[Task] Repeat, exactly and in full, the lines of the listing below, but without any pictures.

[Input material]
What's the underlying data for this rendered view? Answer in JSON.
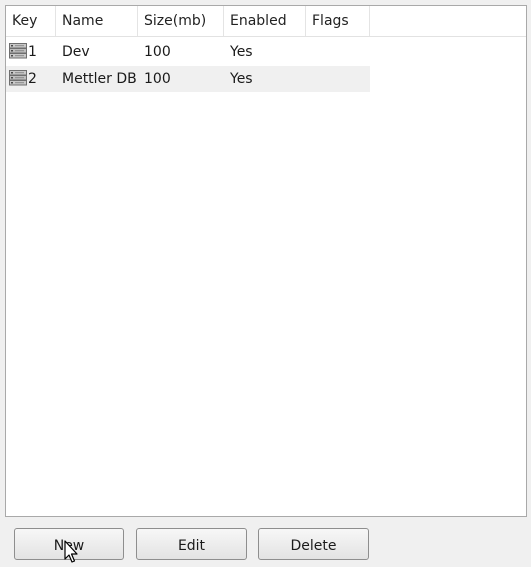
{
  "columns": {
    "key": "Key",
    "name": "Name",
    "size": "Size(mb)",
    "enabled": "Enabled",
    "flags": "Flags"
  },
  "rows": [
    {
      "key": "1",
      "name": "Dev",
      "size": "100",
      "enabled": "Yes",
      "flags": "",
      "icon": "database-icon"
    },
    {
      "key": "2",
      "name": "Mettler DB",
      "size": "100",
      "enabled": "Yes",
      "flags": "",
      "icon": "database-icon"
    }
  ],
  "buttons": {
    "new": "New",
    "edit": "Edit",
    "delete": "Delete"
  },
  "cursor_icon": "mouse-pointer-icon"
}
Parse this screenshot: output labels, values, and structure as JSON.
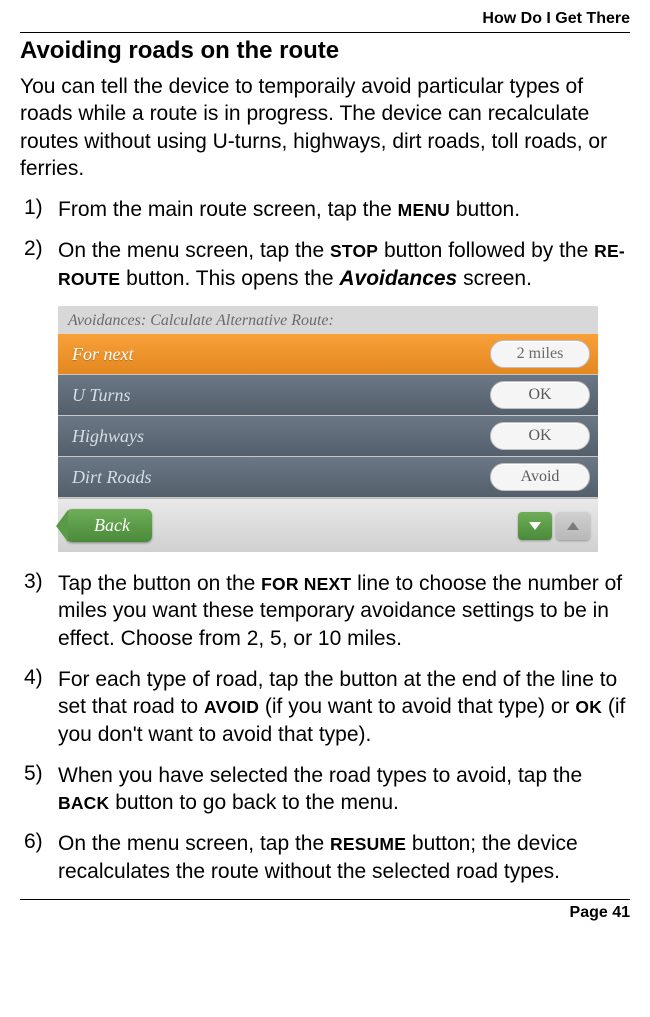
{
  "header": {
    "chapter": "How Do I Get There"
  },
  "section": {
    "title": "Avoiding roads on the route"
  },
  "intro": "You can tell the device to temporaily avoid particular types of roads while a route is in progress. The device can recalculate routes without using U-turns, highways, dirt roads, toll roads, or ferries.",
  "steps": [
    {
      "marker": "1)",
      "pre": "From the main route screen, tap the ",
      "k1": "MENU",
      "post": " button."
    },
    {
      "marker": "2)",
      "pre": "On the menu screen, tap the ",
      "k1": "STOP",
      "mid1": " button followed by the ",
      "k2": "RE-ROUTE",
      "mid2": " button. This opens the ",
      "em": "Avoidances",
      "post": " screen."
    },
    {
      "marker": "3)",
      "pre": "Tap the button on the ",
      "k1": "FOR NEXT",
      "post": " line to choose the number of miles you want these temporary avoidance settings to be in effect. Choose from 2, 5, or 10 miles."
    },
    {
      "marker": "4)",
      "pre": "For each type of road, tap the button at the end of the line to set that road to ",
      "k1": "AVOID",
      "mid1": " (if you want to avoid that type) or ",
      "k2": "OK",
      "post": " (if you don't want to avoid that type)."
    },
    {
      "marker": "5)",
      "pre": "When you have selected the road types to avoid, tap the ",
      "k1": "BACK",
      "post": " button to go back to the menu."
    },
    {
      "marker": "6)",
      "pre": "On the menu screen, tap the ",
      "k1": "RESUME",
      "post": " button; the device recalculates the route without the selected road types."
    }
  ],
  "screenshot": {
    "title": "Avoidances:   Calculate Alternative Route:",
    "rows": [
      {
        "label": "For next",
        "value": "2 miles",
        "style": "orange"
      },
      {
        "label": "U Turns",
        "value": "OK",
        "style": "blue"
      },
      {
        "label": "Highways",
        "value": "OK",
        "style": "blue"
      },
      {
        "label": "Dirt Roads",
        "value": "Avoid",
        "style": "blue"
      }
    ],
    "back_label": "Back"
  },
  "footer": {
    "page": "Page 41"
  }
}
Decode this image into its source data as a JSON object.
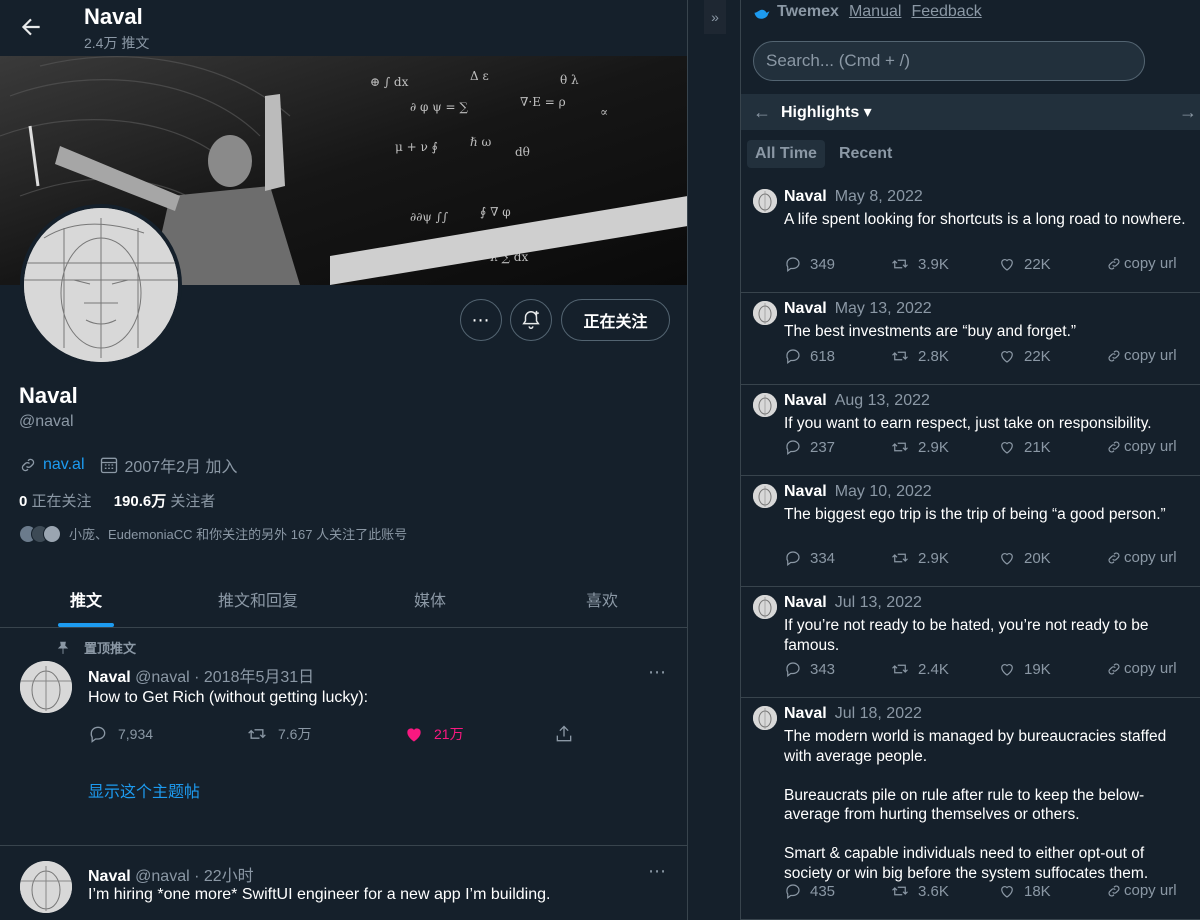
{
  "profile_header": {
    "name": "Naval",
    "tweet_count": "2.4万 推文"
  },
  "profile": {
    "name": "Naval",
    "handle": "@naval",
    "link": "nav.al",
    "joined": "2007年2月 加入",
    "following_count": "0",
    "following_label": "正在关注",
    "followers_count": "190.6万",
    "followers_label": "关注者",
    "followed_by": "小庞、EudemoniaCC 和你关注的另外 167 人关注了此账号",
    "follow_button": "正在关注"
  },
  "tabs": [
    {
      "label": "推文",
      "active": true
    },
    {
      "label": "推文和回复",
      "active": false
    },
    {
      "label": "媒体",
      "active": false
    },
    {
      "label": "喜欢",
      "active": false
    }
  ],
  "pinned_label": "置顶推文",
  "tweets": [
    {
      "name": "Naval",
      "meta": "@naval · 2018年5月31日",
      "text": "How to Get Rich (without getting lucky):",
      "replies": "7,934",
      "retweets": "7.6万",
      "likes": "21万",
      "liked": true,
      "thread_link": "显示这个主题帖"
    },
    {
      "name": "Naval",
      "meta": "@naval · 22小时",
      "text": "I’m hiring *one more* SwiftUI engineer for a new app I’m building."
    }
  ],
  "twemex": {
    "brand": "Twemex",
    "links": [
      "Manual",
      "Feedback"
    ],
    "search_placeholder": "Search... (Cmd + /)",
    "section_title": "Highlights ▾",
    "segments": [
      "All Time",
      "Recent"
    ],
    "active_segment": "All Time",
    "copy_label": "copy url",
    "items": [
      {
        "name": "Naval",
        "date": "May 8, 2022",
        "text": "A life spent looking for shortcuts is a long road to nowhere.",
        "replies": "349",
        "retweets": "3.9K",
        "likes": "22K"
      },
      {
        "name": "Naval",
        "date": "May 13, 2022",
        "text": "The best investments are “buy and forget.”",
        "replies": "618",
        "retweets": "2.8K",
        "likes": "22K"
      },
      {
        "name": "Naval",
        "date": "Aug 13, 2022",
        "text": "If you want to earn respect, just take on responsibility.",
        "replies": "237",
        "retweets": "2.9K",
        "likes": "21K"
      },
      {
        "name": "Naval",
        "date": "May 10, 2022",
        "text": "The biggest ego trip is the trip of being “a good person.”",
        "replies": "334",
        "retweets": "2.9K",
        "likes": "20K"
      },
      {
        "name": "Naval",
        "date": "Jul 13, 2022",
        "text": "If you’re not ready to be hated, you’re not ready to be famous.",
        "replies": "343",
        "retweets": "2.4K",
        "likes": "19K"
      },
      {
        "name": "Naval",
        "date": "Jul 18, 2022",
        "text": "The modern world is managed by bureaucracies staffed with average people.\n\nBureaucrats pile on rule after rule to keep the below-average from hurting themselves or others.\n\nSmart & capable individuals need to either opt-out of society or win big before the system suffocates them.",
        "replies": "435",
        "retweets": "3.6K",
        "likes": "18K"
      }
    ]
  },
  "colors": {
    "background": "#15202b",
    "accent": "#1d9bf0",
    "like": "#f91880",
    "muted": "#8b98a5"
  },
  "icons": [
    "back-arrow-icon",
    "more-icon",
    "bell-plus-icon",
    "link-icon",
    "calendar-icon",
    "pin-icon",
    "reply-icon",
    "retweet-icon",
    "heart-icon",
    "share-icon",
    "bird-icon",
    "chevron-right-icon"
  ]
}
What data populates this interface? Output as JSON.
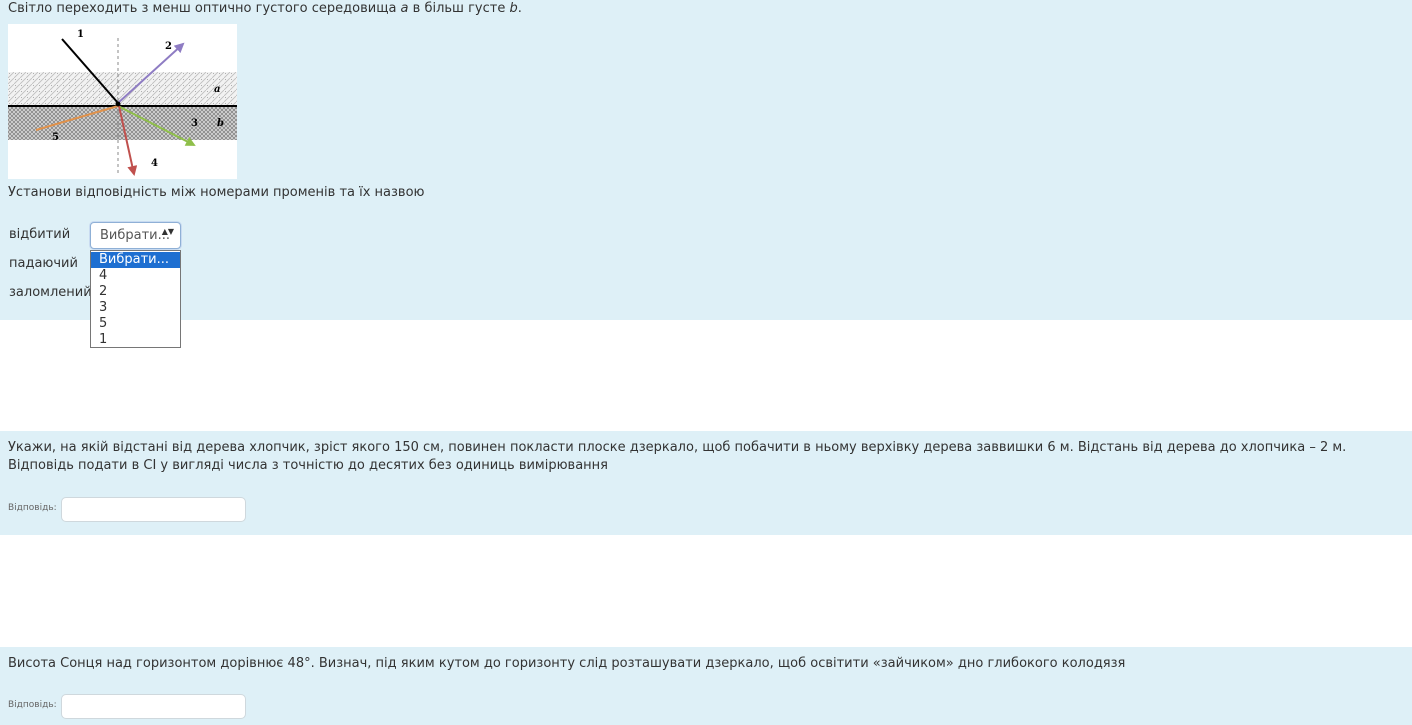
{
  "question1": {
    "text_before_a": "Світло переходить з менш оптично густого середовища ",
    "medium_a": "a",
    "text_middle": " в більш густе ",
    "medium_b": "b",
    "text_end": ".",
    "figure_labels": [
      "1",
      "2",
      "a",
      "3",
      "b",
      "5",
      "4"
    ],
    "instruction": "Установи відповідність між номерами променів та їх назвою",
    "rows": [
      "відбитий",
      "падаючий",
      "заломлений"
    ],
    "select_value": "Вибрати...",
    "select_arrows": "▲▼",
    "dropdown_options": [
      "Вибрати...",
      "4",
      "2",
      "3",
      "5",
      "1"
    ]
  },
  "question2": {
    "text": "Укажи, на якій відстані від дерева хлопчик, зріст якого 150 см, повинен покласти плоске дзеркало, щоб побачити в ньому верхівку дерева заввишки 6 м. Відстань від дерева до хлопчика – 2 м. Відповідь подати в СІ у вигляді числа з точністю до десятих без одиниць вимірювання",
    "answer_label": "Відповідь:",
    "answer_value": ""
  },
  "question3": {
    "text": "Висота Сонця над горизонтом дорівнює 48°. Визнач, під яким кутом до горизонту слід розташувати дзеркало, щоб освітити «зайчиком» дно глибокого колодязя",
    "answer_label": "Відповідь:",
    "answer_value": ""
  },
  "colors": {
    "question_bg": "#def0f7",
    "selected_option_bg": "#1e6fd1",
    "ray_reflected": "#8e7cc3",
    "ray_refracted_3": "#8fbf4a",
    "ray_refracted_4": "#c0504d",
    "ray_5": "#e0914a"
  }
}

[Solution to this exercise]
What's the underlying data for this rendered view? Answer in JSON.
{
  "columns": {
    "key": "Key",
    "name": "Name",
    "size": "Size(mb)",
    "enabled": "Enabled",
    "flags": "Flags"
  },
  "rows": [
    {
      "key": "1",
      "name": "Dev",
      "size": "100",
      "enabled": "Yes",
      "flags": "",
      "icon": "database-icon"
    },
    {
      "key": "2",
      "name": "Mettler DB",
      "size": "100",
      "enabled": "Yes",
      "flags": "",
      "icon": "database-icon"
    }
  ],
  "buttons": {
    "new": "New",
    "edit": "Edit",
    "delete": "Delete"
  },
  "cursor_icon": "mouse-pointer-icon"
}
Parse this screenshot: output labels, values, and structure as JSON.
{
  "header": {
    "chapter": "How Do I Get There"
  },
  "section": {
    "title": "Avoiding roads on the route"
  },
  "intro": "You can tell the device to temporaily avoid particular types of roads while a route is in progress. The device can recalculate routes without using U-turns, highways, dirt roads, toll roads, or ferries.",
  "steps": [
    {
      "marker": "1)",
      "pre": "From the main route screen, tap the ",
      "k1": "MENU",
      "post": " button."
    },
    {
      "marker": "2)",
      "pre": "On the menu screen, tap the ",
      "k1": "STOP",
      "mid1": " button followed by the ",
      "k2": "RE-ROUTE",
      "mid2": " button. This opens the ",
      "em": "Avoidances",
      "post": " screen."
    },
    {
      "marker": "3)",
      "pre": "Tap the button on the ",
      "k1": "FOR NEXT",
      "post": " line to choose the number of miles you want these temporary avoidance settings to be in effect. Choose from 2, 5, or 10 miles."
    },
    {
      "marker": "4)",
      "pre": "For each type of road, tap the button at the end of the line to set that road to ",
      "k1": "AVOID",
      "mid1": " (if you want to avoid that type) or ",
      "k2": "OK",
      "post": " (if you don't want to avoid that type)."
    },
    {
      "marker": "5)",
      "pre": "When you have selected the road types to avoid, tap the ",
      "k1": "BACK",
      "post": " button to go back to the menu."
    },
    {
      "marker": "6)",
      "pre": "On the menu screen, tap the ",
      "k1": "RESUME",
      "post": " button; the device recalculates the route without the selected road types."
    }
  ],
  "screenshot": {
    "title": "Avoidances:   Calculate Alternative Route:",
    "rows": [
      {
        "label": "For next",
        "value": "2 miles",
        "style": "orange"
      },
      {
        "label": "U Turns",
        "value": "OK",
        "style": "blue"
      },
      {
        "label": "Highways",
        "value": "OK",
        "style": "blue"
      },
      {
        "label": "Dirt Roads",
        "value": "Avoid",
        "style": "blue"
      }
    ],
    "back_label": "Back"
  },
  "footer": {
    "page": "Page 41"
  }
}
Decode this image into its source data as a JSON object.
{
  "profile_header": {
    "name": "Naval",
    "tweet_count": "2.4万 推文"
  },
  "profile": {
    "name": "Naval",
    "handle": "@naval",
    "link": "nav.al",
    "joined": "2007年2月 加入",
    "following_count": "0",
    "following_label": "正在关注",
    "followers_count": "190.6万",
    "followers_label": "关注者",
    "followed_by": "小庞、EudemoniaCC 和你关注的另外 167 人关注了此账号",
    "follow_button": "正在关注"
  },
  "tabs": [
    {
      "label": "推文",
      "active": true
    },
    {
      "label": "推文和回复",
      "active": false
    },
    {
      "label": "媒体",
      "active": false
    },
    {
      "label": "喜欢",
      "active": false
    }
  ],
  "pinned_label": "置顶推文",
  "tweets": [
    {
      "name": "Naval",
      "meta": "@naval · 2018年5月31日",
      "text": "How to Get Rich (without getting lucky):",
      "replies": "7,934",
      "retweets": "7.6万",
      "likes": "21万",
      "liked": true,
      "thread_link": "显示这个主题帖"
    },
    {
      "name": "Naval",
      "meta": "@naval · 22小时",
      "text": "I’m hiring *one more* SwiftUI engineer for a new app I’m building."
    }
  ],
  "twemex": {
    "brand": "Twemex",
    "links": [
      "Manual",
      "Feedback"
    ],
    "search_placeholder": "Search... (Cmd + /)",
    "section_title": "Highlights ▾",
    "segments": [
      "All Time",
      "Recent"
    ],
    "active_segment": "All Time",
    "copy_label": "copy url",
    "items": [
      {
        "name": "Naval",
        "date": "May 8, 2022",
        "text": "A life spent looking for shortcuts is a long road to nowhere.",
        "replies": "349",
        "retweets": "3.9K",
        "likes": "22K"
      },
      {
        "name": "Naval",
        "date": "May 13, 2022",
        "text": "The best investments are “buy and forget.”",
        "replies": "618",
        "retweets": "2.8K",
        "likes": "22K"
      },
      {
        "name": "Naval",
        "date": "Aug 13, 2022",
        "text": "If you want to earn respect, just take on responsibility.",
        "replies": "237",
        "retweets": "2.9K",
        "likes": "21K"
      },
      {
        "name": "Naval",
        "date": "May 10, 2022",
        "text": "The biggest ego trip is the trip of being “a good person.”",
        "replies": "334",
        "retweets": "2.9K",
        "likes": "20K"
      },
      {
        "name": "Naval",
        "date": "Jul 13, 2022",
        "text": "If you’re not ready to be hated, you’re not ready to be famous.",
        "replies": "343",
        "retweets": "2.4K",
        "likes": "19K"
      },
      {
        "name": "Naval",
        "date": "Jul 18, 2022",
        "text": "The modern world is managed by bureaucracies staffed with average people.\n\nBureaucrats pile on rule after rule to keep the below-average from hurting themselves or others.\n\nSmart & capable individuals need to either opt-out of society or win big before the system suffocates them.",
        "replies": "435",
        "retweets": "3.6K",
        "likes": "18K"
      }
    ]
  },
  "colors": {
    "background": "#15202b",
    "accent": "#1d9bf0",
    "like": "#f91880",
    "muted": "#8b98a5"
  },
  "icons": [
    "back-arrow-icon",
    "more-icon",
    "bell-plus-icon",
    "link-icon",
    "calendar-icon",
    "pin-icon",
    "reply-icon",
    "retweet-icon",
    "heart-icon",
    "share-icon",
    "bird-icon",
    "chevron-right-icon"
  ]
}
What data populates this interface? Output as JSON.
{
  "question1": {
    "text_before_a": "Світло переходить з менш оптично густого середовища ",
    "medium_a": "a",
    "text_middle": " в більш густе ",
    "medium_b": "b",
    "text_end": ".",
    "figure_labels": [
      "1",
      "2",
      "a",
      "3",
      "b",
      "5",
      "4"
    ],
    "instruction": "Установи відповідність між номерами променів та їх назвою",
    "rows": [
      "відбитий",
      "падаючий",
      "заломлений"
    ],
    "select_value": "Вибрати...",
    "select_arrows": "▲▼",
    "dropdown_options": [
      "Вибрати...",
      "4",
      "2",
      "3",
      "5",
      "1"
    ]
  },
  "question2": {
    "text": "Укажи, на якій відстані від дерева хлопчик, зріст якого 150 см, повинен покласти плоске дзеркало, щоб побачити в ньому верхівку дерева заввишки 6 м. Відстань від дерева до хлопчика – 2 м. Відповідь подати в СІ у вигляді числа з точністю до десятих без одиниць вимірювання",
    "answer_label": "Відповідь:",
    "answer_value": ""
  },
  "question3": {
    "text": "Висота Сонця над горизонтом дорівнює 48°. Визнач, під яким кутом до горизонту слід розташувати дзеркало, щоб освітити «зайчиком» дно глибокого колодязя",
    "answer_label": "Відповідь:",
    "answer_value": ""
  },
  "colors": {
    "question_bg": "#def0f7",
    "selected_option_bg": "#1e6fd1",
    "ray_reflected": "#8e7cc3",
    "ray_refracted_3": "#8fbf4a",
    "ray_refracted_4": "#c0504d",
    "ray_5": "#e0914a"
  }
}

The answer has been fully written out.